Before the writing of Thinks Out Loud, there was the actual blog, the late Thinking Out Loud, a profound and telling commentary on culture, politics and oral health. I was always pleased, and a little shocked, when a reader would write a comment after a posting. Proof of connection.

A fun part of writing TOL was the inclusion of comments by the blog’s readers at the end of each posting. Comments gave a posting a sense of completion, again, a verification that someone was responding to the blog. (If a blog falls in a forest and no one comments, does it make a sound?)

After a while, the commenters’ roles took on a mini-plot aspect within the larger context of the book. Some commenters were real fans of the blog, others quite skeptical of the goings-on. One or two came to promote their own blobs, ahem, blogs. Some commenters appeared only once, but many of them pop up throughout the book. They even reveal aspects about themselves. Dolfan is constantly going out on auditions. FreeZone is always trying to top the bloggers’ exploits with his own adventures. And Explica, well, she’s the witty ex-wife.

Note: Two of the main characters, tallboy and Jeannie, become part of the blogging team.

Far from an afterthought, the commenters are a real part of the novel, a way to open up and enliven the blog postings, for bloggers do not want their posts to fall in a forest and not be heard, or something like that.

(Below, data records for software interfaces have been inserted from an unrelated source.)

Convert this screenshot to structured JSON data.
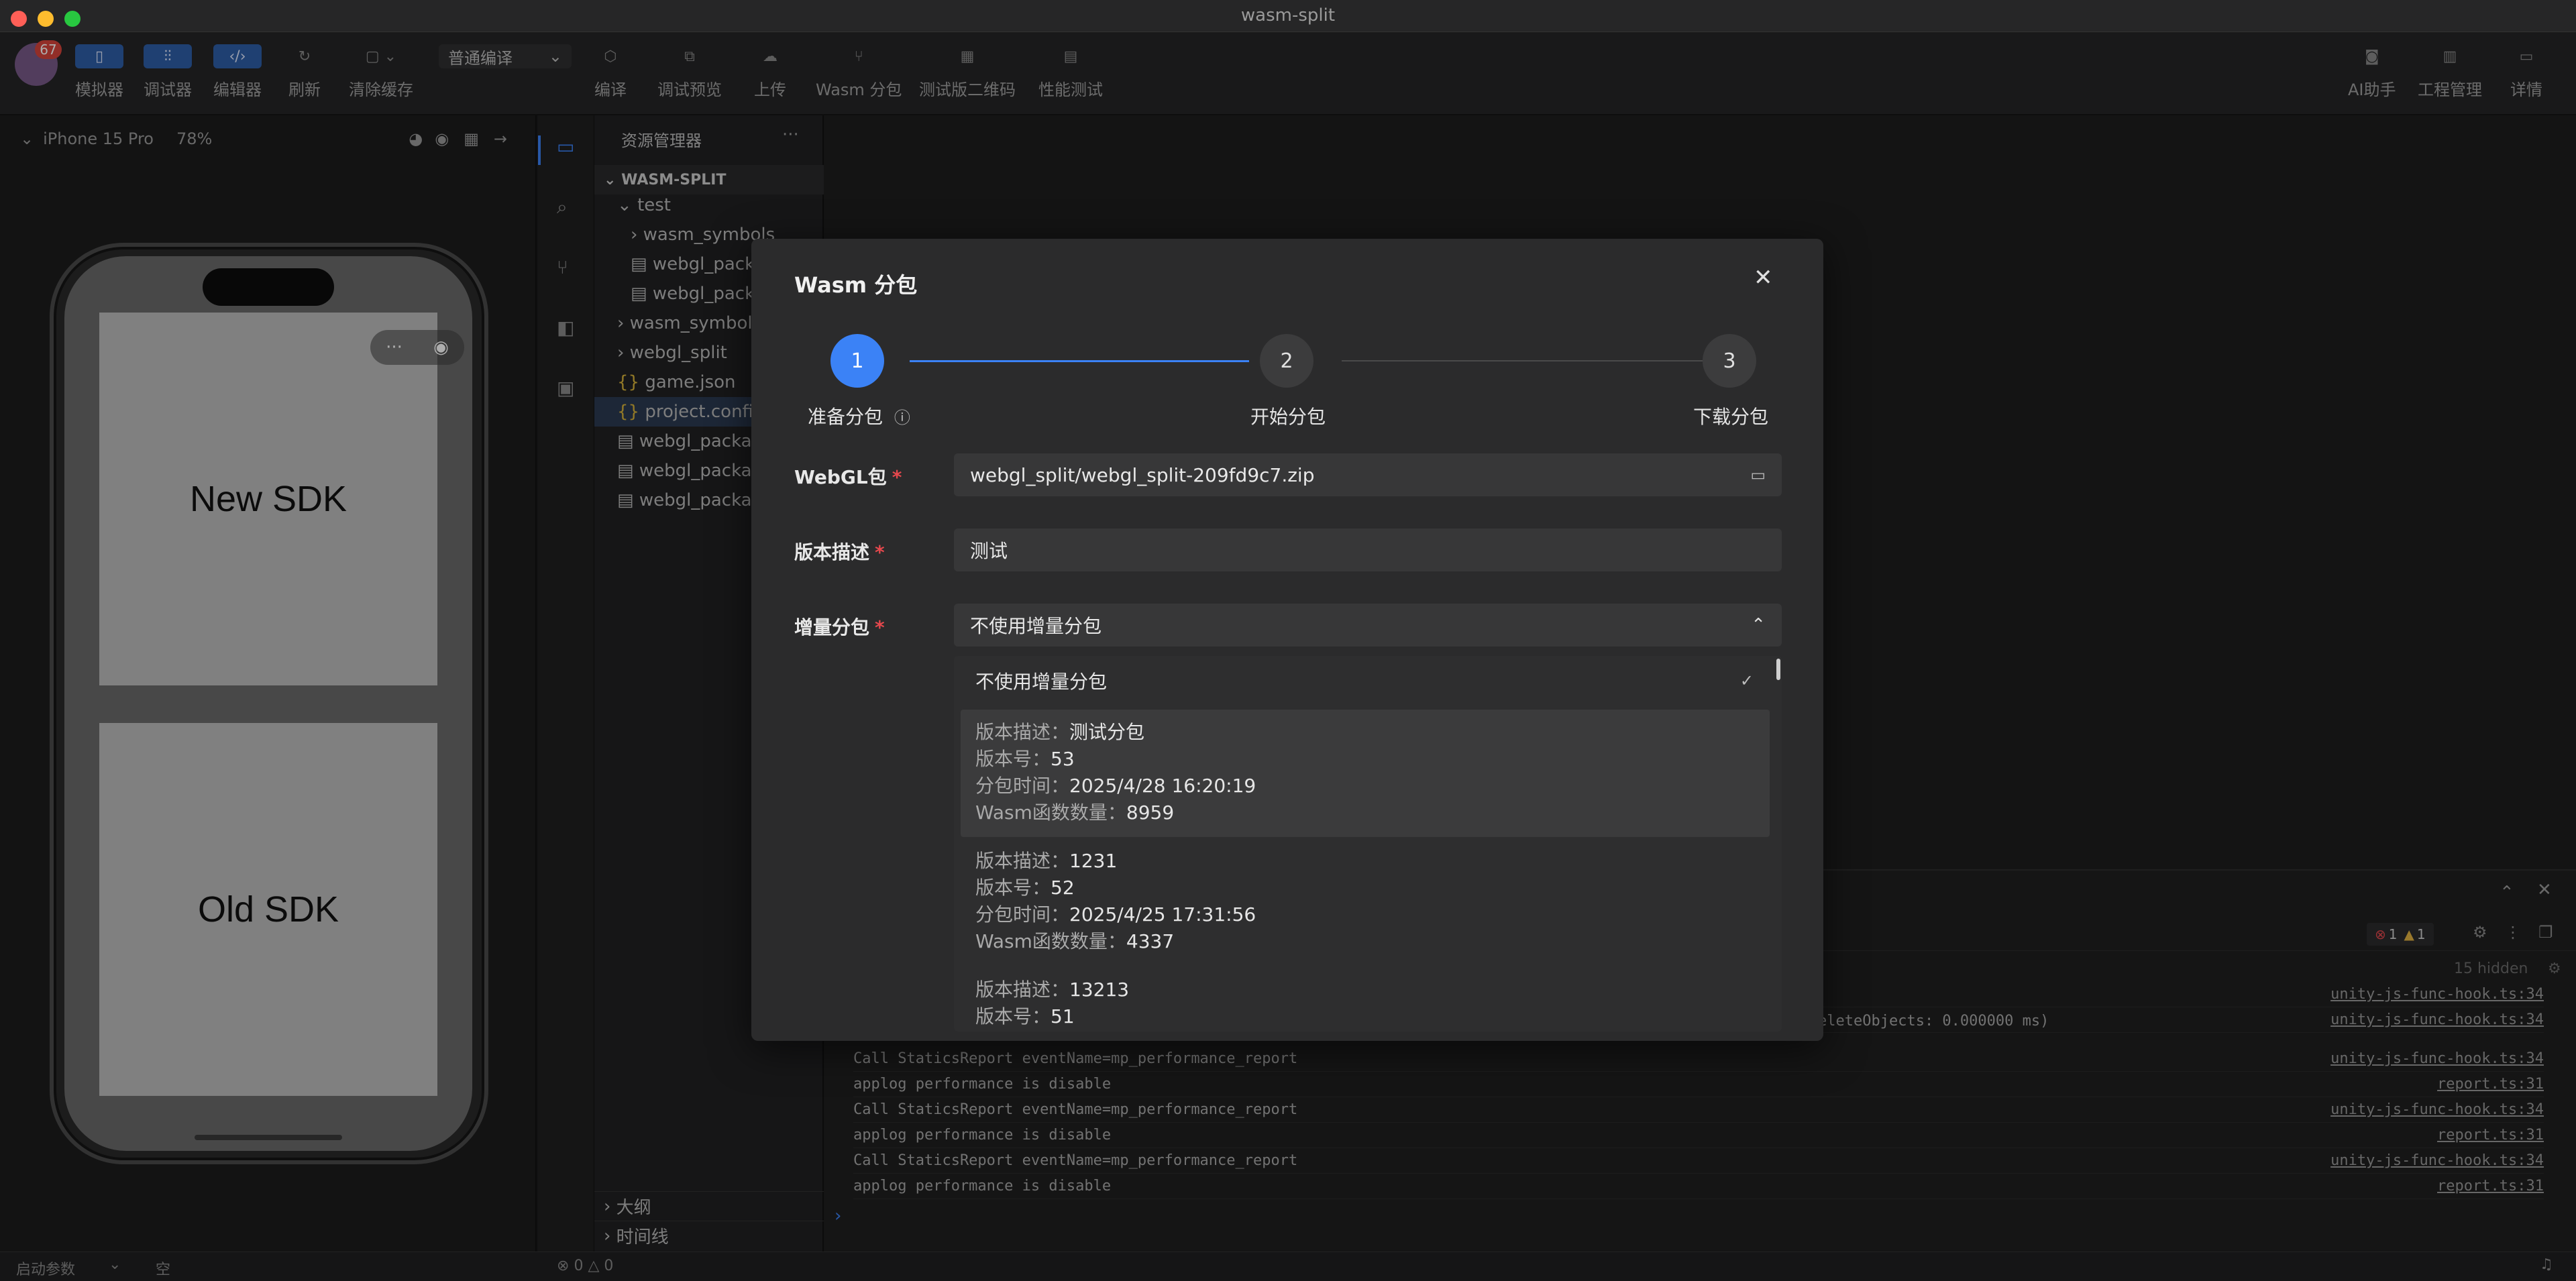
{
  "window": {
    "title": "wasm-split"
  },
  "traffic_lights": [
    "#ff5f57",
    "#febc2e",
    "#28c840"
  ],
  "avatar": {
    "badge": "67"
  },
  "toolbar": {
    "simulator": "模拟器",
    "debugger": "调试器",
    "editor": "编辑器",
    "refresh": "刷新",
    "clear_cache": "清除缓存",
    "compile_mode": "普通编译",
    "compile": "编译",
    "debug_preview": "调试预览",
    "upload": "上传",
    "wasm_split": "Wasm 分包",
    "test_qr": "测试版二维码",
    "perf_test": "性能测试",
    "ai_assistant": "AI助手",
    "project_mgmt": "工程管理",
    "details": "详情"
  },
  "simulator": {
    "device": "iPhone 15 Pro",
    "zoom": "78%",
    "panel_top": "New SDK",
    "panel_bottom": "Old SDK",
    "capsule_menu": "···"
  },
  "explorer": {
    "title": "资源管理器",
    "more": "···",
    "root": "WASM-SPLIT",
    "items": [
      {
        "name": "test",
        "kind": "folder-open"
      },
      {
        "name": "wasm_symbols",
        "kind": "folder"
      },
      {
        "name": "webgl_package-",
        "kind": "file"
      },
      {
        "name": "webgl_package-",
        "kind": "file"
      },
      {
        "name": "wasm_symbols",
        "kind": "folder"
      },
      {
        "name": "webgl_split",
        "kind": "folder"
      },
      {
        "name": "game.json",
        "kind": "json"
      },
      {
        "name": "project.config.json",
        "kind": "json"
      },
      {
        "name": "webgl_package-",
        "kind": "file"
      },
      {
        "name": "webgl_package-",
        "kind": "file"
      },
      {
        "name": "webgl_package-",
        "kind": "file"
      }
    ],
    "outline": "大纲",
    "timeline": "时间线"
  },
  "console": {
    "errors": "1",
    "warnings": "1",
    "hidden": "15 hidden",
    "partial_line": "eleteObjects: 0.000000 ms)",
    "lines": [
      {
        "text": "",
        "src": "unity-js-func-hook.ts:34"
      },
      {
        "text": "",
        "src": "unity-js-func-hook.ts:34"
      },
      {
        "text": "Call StaticsReport eventName=mp_performance_report",
        "src": "unity-js-func-hook.ts:34"
      },
      {
        "text": "applog performance is disable",
        "src": "report.ts:31"
      },
      {
        "text": "Call StaticsReport eventName=mp_performance_report",
        "src": "unity-js-func-hook.ts:34"
      },
      {
        "text": "applog performance is disable",
        "src": "report.ts:31"
      },
      {
        "text": "Call StaticsReport eventName=mp_performance_report",
        "src": "unity-js-func-hook.ts:34"
      },
      {
        "text": "applog performance is disable",
        "src": "report.ts:31"
      }
    ],
    "prompt": "›"
  },
  "statusbar": {
    "launch_params": "启动参数",
    "empty": "空",
    "errors": "0",
    "warnings": "0"
  },
  "dialog": {
    "title": "Wasm 分包",
    "close": "✕",
    "steps": [
      {
        "num": "1",
        "label": "准备分包"
      },
      {
        "num": "2",
        "label": "开始分包"
      },
      {
        "num": "3",
        "label": "下载分包"
      }
    ],
    "webgl_label": "WebGL包",
    "webgl_value": "webgl_split/webgl_split-209fd9c7.zip",
    "desc_label": "版本描述",
    "desc_value": "测试",
    "incr_label": "增量分包",
    "incr_value": "不使用增量分包",
    "required_mark": "*",
    "options": {
      "none": "不使用增量分包",
      "checkmark": "✓",
      "k_desc": "版本描述：",
      "k_version": "版本号：",
      "k_time": "分包时间：",
      "k_funcs": "Wasm函数数量：",
      "versions": [
        {
          "desc": "测试分包",
          "version": "53",
          "time": "2025/4/28 16:20:19",
          "funcs": "8959"
        },
        {
          "desc": "1231",
          "version": "52",
          "time": "2025/4/25 17:31:56",
          "funcs": "4337"
        },
        {
          "desc": "13213",
          "version": "51"
        }
      ]
    }
  },
  "colors": {
    "accent": "#3b82f6",
    "required": "#e5484d"
  }
}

SPECIAL NOTE ABOUT THE BOOK AND AMAZON: If you order Thinks Out Loud from Amazon Prime, you will be receiving an older version that is out of date and whose printing is lighter than the current edition. If on Amazon, order from the Thinks Out Loud option which will be the newer better print version. You can also order the newer version directly from the publisher via this website,, or from your local bookstore, which will either have the book in stock or available via a quick special order from Ingram, the wholesaler. 

Thinks Out Loud, a Blog at First
by Martin Perlman